The Foundations for Evidence Based Policymaking Act required agencies to install chief data officers. But what exactly that role should look like remains an open question.
Nearly two years since President Donald Trump signed the bill requiring federal agencies to install chief data officers, how to carve out a well-defined perch within agencies’ organizational structures remains an ongoing puzzle.
At a Data Foundation webinar Thursday, two former federal officials discussed various ways in which the chief data officer role could evolve in order to reach the ultimate goal of using data to drive smart agency decisions. The webinar was based on findings from a recent Data Foundation survey of chief data officers.
The Foundations for Evidence-Based Policymaking Act, signed into law in January 2019, required federal agencies to establish a chief data officer position by summer 2019. But questions about what the role should look like and to whom a CDO should report need to be answered in order to truly realize the vision of the Evidence Act.
Kris Rowley, who recently moved to the private sector after a tenure at the General Services Administration, where he became the agency’s first chief data officer, outlined two options for CDO reporting structure at the Thursday webinar.

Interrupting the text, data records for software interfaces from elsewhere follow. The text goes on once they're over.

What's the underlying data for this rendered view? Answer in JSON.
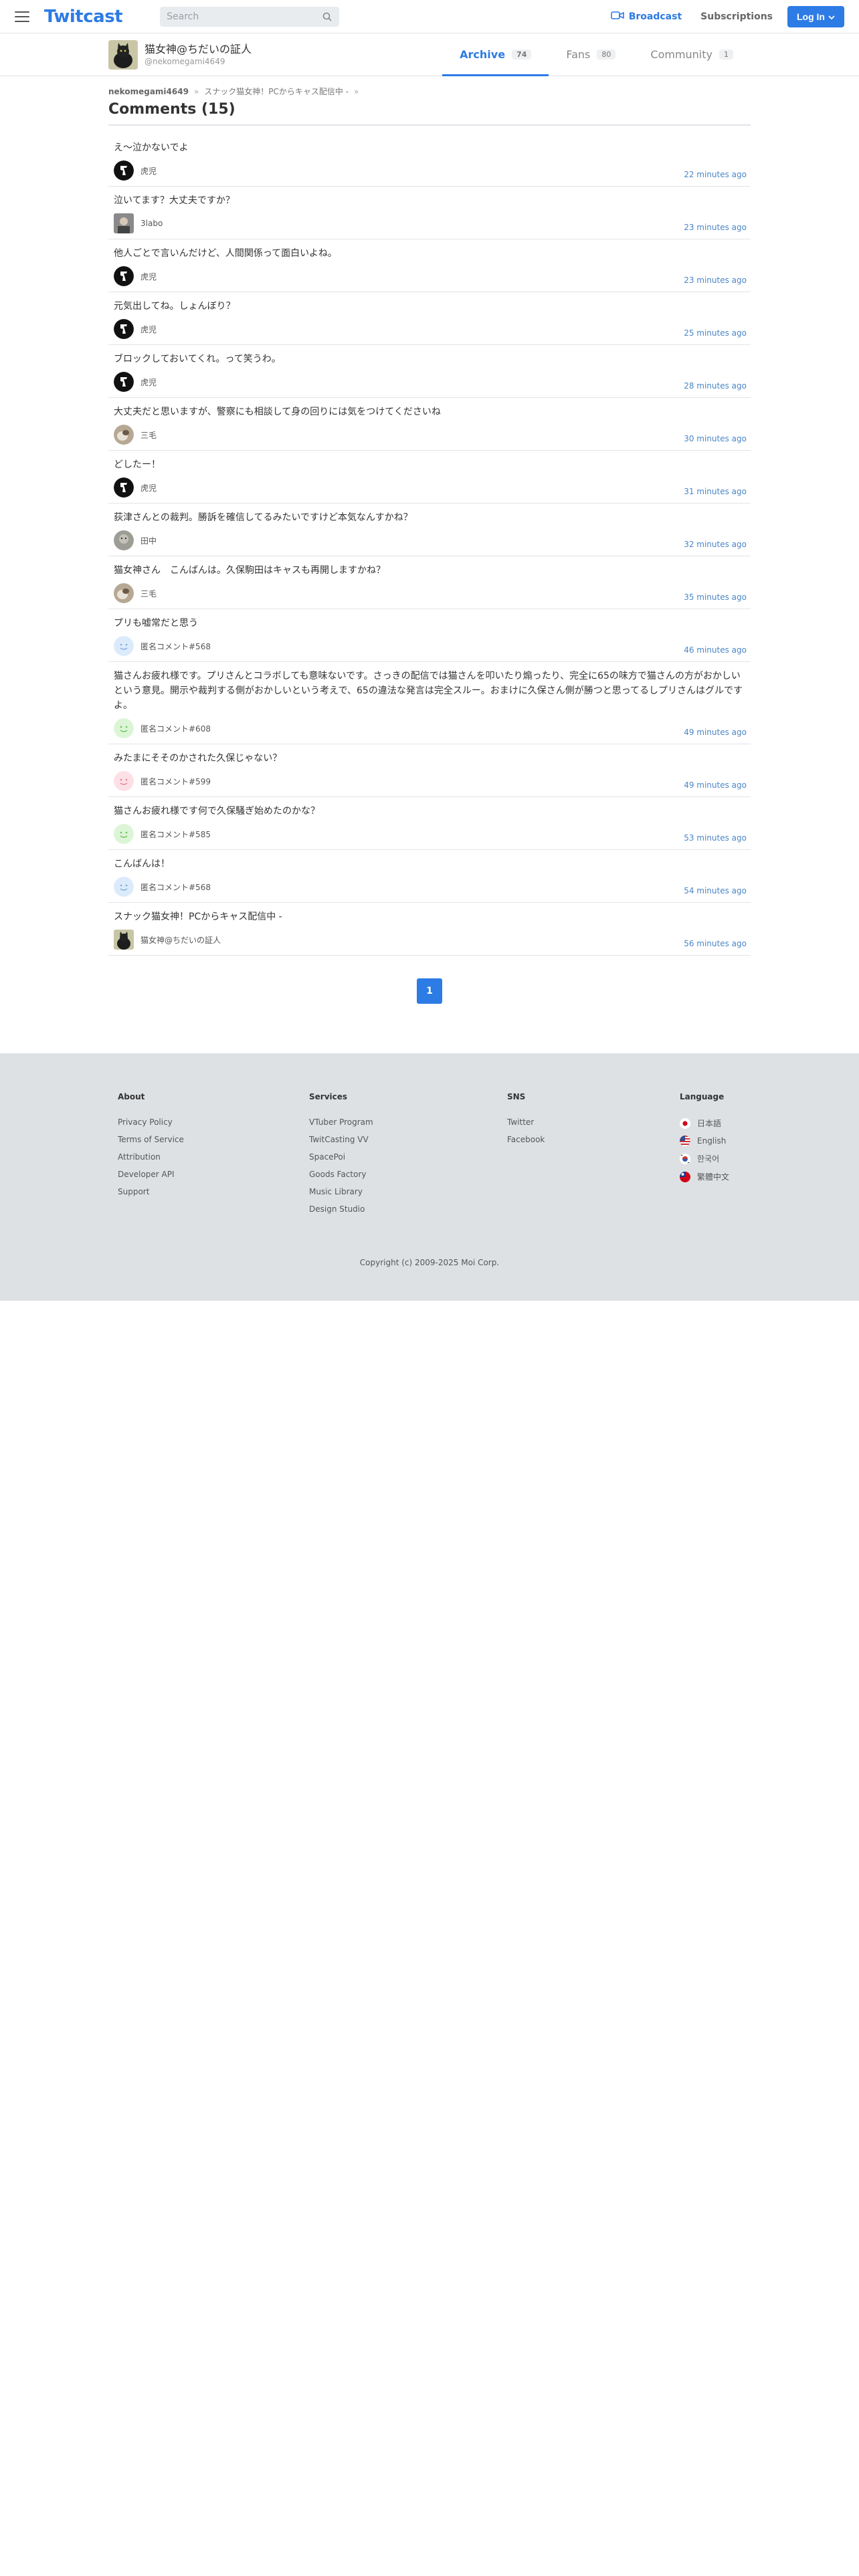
{
  "header": {
    "logo": "Twitcast",
    "search_placeholder": "Search",
    "broadcast": "Broadcast",
    "subscriptions": "Subscriptions",
    "login": "Log In"
  },
  "profile": {
    "name": "猫女神@ちだいの証人",
    "id": "@nekomegami4649",
    "tabs": [
      {
        "label": "Archive",
        "count": "74"
      },
      {
        "label": "Fans",
        "count": "80"
      },
      {
        "label": "Community",
        "count": "1"
      }
    ]
  },
  "breadcrumb": {
    "user": "nekomegami4649",
    "movie": "スナック猫女神！PCからキャス配信中 -"
  },
  "page_title": "Comments (15)",
  "comments": [
    {
      "text": "え～泣かないでよ",
      "user": "虎児",
      "time": "22 minutes ago",
      "avatar": "tora"
    },
    {
      "text": "泣いてます？大丈夫ですか？",
      "user": "3labo",
      "time": "23 minutes ago",
      "avatar": "labo"
    },
    {
      "text": "他人ごとで言いんだけど、人間関係って面白いよね。",
      "user": "虎児",
      "time": "23 minutes ago",
      "avatar": "tora"
    },
    {
      "text": "元気出してね。しょんぼり？",
      "user": "虎児",
      "time": "25 minutes ago",
      "avatar": "tora"
    },
    {
      "text": "ブロックしておいてくれ。って笑うわ。",
      "user": "虎児",
      "time": "28 minutes ago",
      "avatar": "tora"
    },
    {
      "text": "大丈夫だと思いますが、警察にも相談して身の回りには気をつけてくださいね",
      "user": "三毛",
      "time": "30 minutes ago",
      "avatar": "mike"
    },
    {
      "text": "どしたー！",
      "user": "虎児",
      "time": "31 minutes ago",
      "avatar": "tora"
    },
    {
      "text": "荻津さんとの裁判。勝訴を確信してるみたいですけど本気なんすかね？",
      "user": "田中",
      "time": "32 minutes ago",
      "avatar": "tanaka"
    },
    {
      "text": "猫女神さん　こんばんは。久保駒田はキャスも再開しますかね？",
      "user": "三毛",
      "time": "35 minutes ago",
      "avatar": "mike"
    },
    {
      "text": "プリも嘘常だと思う",
      "user": "匿名コメント#568",
      "time": "46 minutes ago",
      "avatar": "anon-blue"
    },
    {
      "text": "猫さんお疲れ様です。プリさんとコラボしても意味ないです。さっきの配信では猫さんを叩いたり煽ったり、完全に65の味方で猫さんの方がおかしいという意見。開示や裁判する側がおかしいという考えで、65の違法な発言は完全スルー。おまけに久保さん側が勝つと思ってるしプリさんはグルですよ。",
      "user": "匿名コメント#608",
      "time": "49 minutes ago",
      "avatar": "anon-green"
    },
    {
      "text": "みたまにそそのかされた久保じゃない？",
      "user": "匿名コメント#599",
      "time": "49 minutes ago",
      "avatar": "anon-pink"
    },
    {
      "text": "猫さんお疲れ様です何で久保騒ぎ始めたのかな？",
      "user": "匿名コメント#585",
      "time": "53 minutes ago",
      "avatar": "anon-green"
    },
    {
      "text": "こんばんは！",
      "user": "匿名コメント#568",
      "time": "54 minutes ago",
      "avatar": "anon-blue"
    },
    {
      "text": "スナック猫女神！PCからキャス配信中 -",
      "user": "猫女神@ちだいの証人",
      "time": "56 minutes ago",
      "avatar": "owner"
    }
  ],
  "pager": {
    "current": "1"
  },
  "footer": {
    "about": {
      "title": "About",
      "links": [
        "Privacy Policy",
        "Terms of Service",
        "Attribution",
        "Developer API",
        "Support"
      ]
    },
    "services": {
      "title": "Services",
      "links": [
        "VTuber Program",
        "TwitCasting VV",
        "SpacePoi",
        "Goods Factory",
        "Music Library",
        "Design Studio"
      ]
    },
    "sns": {
      "title": "SNS",
      "links": [
        "Twitter",
        "Facebook"
      ]
    },
    "language": {
      "title": "Language",
      "items": [
        {
          "label": "日本語",
          "flag": "jp"
        },
        {
          "label": "English",
          "flag": "us"
        },
        {
          "label": "한국어",
          "flag": "kr"
        },
        {
          "label": "繁體中文",
          "flag": "tw"
        }
      ]
    },
    "copyright": "Copyright (c) 2009-2025 Moi Corp."
  },
  "colors": {
    "accent": "#2d7be5",
    "time": "#4a86c8",
    "footer_bg": "#dee1e4"
  }
}
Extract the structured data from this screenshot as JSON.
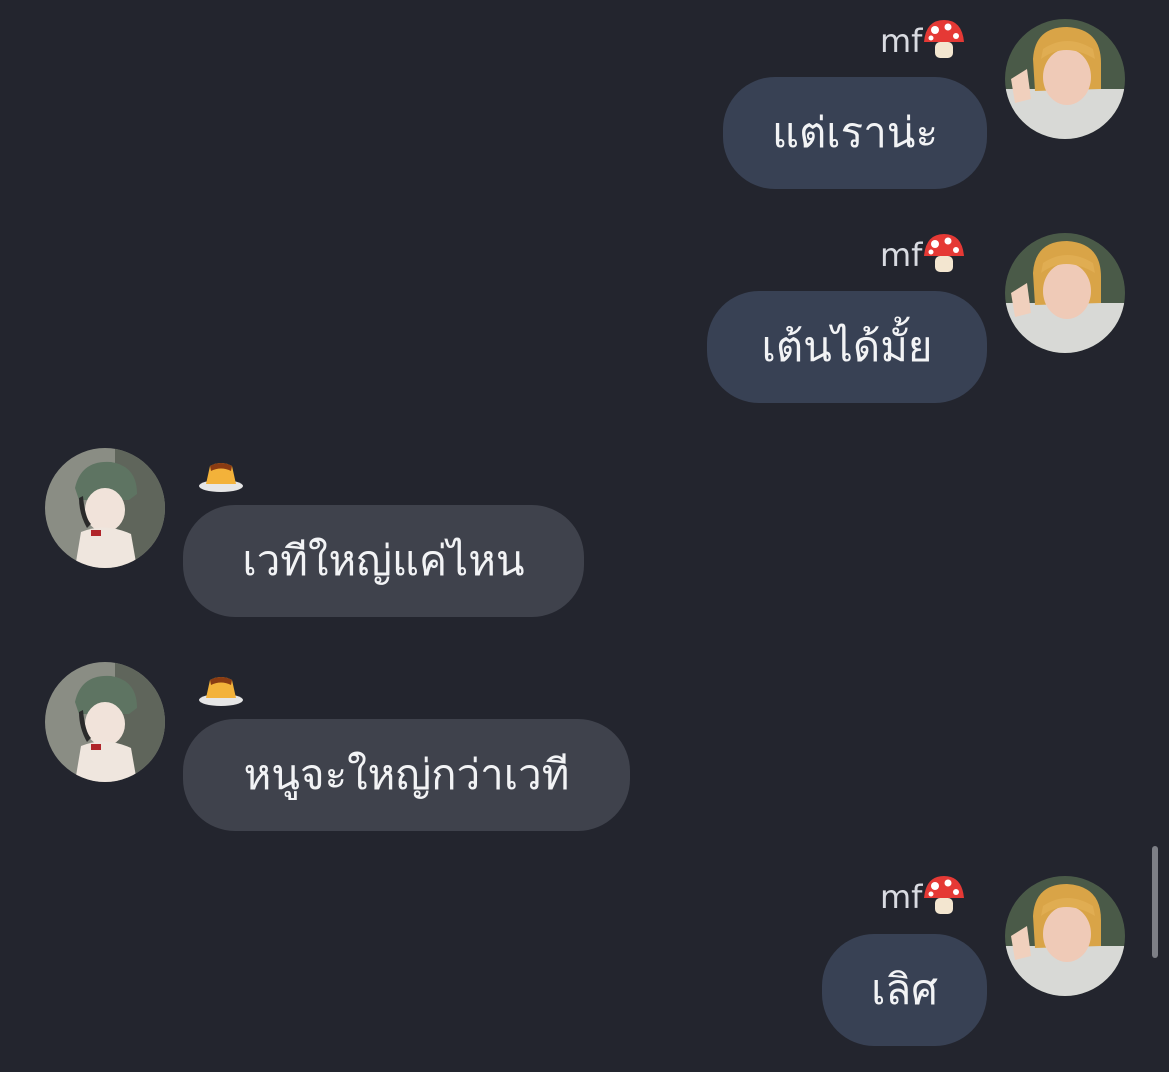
{
  "messages": [
    {
      "side": "right",
      "name": "mf",
      "name_icon": "mushroom-icon",
      "text": "แต่เราน่ะ"
    },
    {
      "side": "right",
      "name": "mf",
      "name_icon": "mushroom-icon",
      "text": "เต้นได้มั้ย"
    },
    {
      "side": "left",
      "name": "",
      "name_icon": "pudding-icon",
      "text": "เวทีใหญ่แค่ไหน"
    },
    {
      "side": "left",
      "name": "",
      "name_icon": "pudding-icon",
      "text": "หนูจะใหญ่กว่าเวที"
    },
    {
      "side": "right",
      "name": "mf",
      "name_icon": "mushroom-icon",
      "text": "เลิศ"
    }
  ],
  "colors": {
    "background": "#23252e",
    "bubble_right": "#384154",
    "bubble_left": "#3f424c",
    "text": "#f2f3f5",
    "name": "#d9dbe1"
  }
}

“There seems to be some misalignment between organizational placement and expected responsibilities and desired outcomes of CDOs work,” Rowley said, though he added the problem isn’t universal.
Though there is little evidence available yet to describe what kind of reporting structure works best for CDOs, survey respondents told the Data Foundation they need more clarity around how the chief data officer position relates to the chief information officer position.
When Rowley worked at GSA as the CDO, he reported to the CIO. He described several advantages to this reporting structure, mainly that this framework positions CDOs for success in centralizing and optimizing data platforms and tools.
And if the CDO is reporting to a CIO in an agency where the Federal IT Acquisition Reform Act, or FITARA, is being implemented to empower the CIO and arm them with budgetary responsibilities, the CDO may be in a strong position to develop an enterprise-level data platform.
There are downsides to this option, though: Rowley said working within the CIO’s purview necessarily limits the scope of the CDO in terms of setting data standards beyond just information technology toward the goal of agencywide culture change.
Rowley said one of the reasons reporting to the CIO worked for him at GSA is because he had a strong relationship with the CIO, and at the time, the position was new.
“I didn’t think people would necessarily relate or interact with me directly, without some additional support from the CIO and from the deputy administrator at the time,” Rowley said. “Having that kind of double-layer of capability to help get me into the door to have conversations, while also having some authority over the financial spending around technology, that combination was very useful for me.”
But as the importance of data and the sheer amount of data agencies need to handle evolves, the role of the CDO may grow beyond this structure. Rowley also said just because CDOs and CIOs collaborate does not necessarily mean sticking the CDO under the umbrella of the CIO is a natural or useful fit.
The second option Rowley outlined was one where the CDO reports to a chief operating officer. Benefits of this format include giving CDOs enhanced ability to establish an executive body for data governance as well as develop processes for evaluating big agency challenges and how to make decisions to solve those problems using data. In this framework it may also be easier for CDO to drive agency culture closer to the vision of the Evidence Act.
Still, CDOs working independently from CIO offices are dependent on the CIO to develop and manage an enterprise data platform, and they would be detached from the dollar power FITARA grants CIOs, according to Rowley.
Whatever route agencies take, CDOs need more resources, according to the survey. More than 60% of survey respondents told the Data Foundation money is holding them back from transforming agencies into data-driven organizations. Nearly 70% said they need more support from agency leadership.
Robert Shea, the former associate director for the U.S. Office of Management and Budget and a principal at Grant Thornton, said he would like to see more Congressional oversight in this area. Grant Thornton along with Qlik sponsored the Data Foundation survey.
“As much as I’m skeptical that it will ever materialize, I think getting Congress to continue to press agencies to fulfill their obligations here, that’s going to be what moves the dial,” Shea said.
Shea added Congress needs to require agencies to fulfill their responsibilities around requiring transparency, and that they have shown a willingness to perform this kind of oversight in the past. The FITARA scorecard is one of the clearest examples showing the benefits of clear and simple Congressional oversight metrics.
Dan Tucker, vice president for digital transformation with Booz Allen Hamilton, has been working with the Treasury Department on USASpending.gov. During the coronavirus pandemic, Tucker helped Treasury ensure data from the aid packages Congress passed was transparent and accessible for citizens and the media.
In a recent interview with Nextgov, Tucker said he has seen the need for enhancing CDO offices firsthand. The Federal Data Strategy and its associated 2020 action plan have been encouraging, Tucker said, but he hopes that the priorities will get more attention.
In his work with agencies, Tucker said he has sometimes partnered with CDO offices employing just a handful of personnel. He added it is imperative for CDOs to be empowered similar to the way FITARA enshrined the stature of the CIO position.
“All modernization, all decisions emanate from the data and the information needs,” Tucker said. “The CDO office and that associated data literacy has to live at the highest levels of the organization.”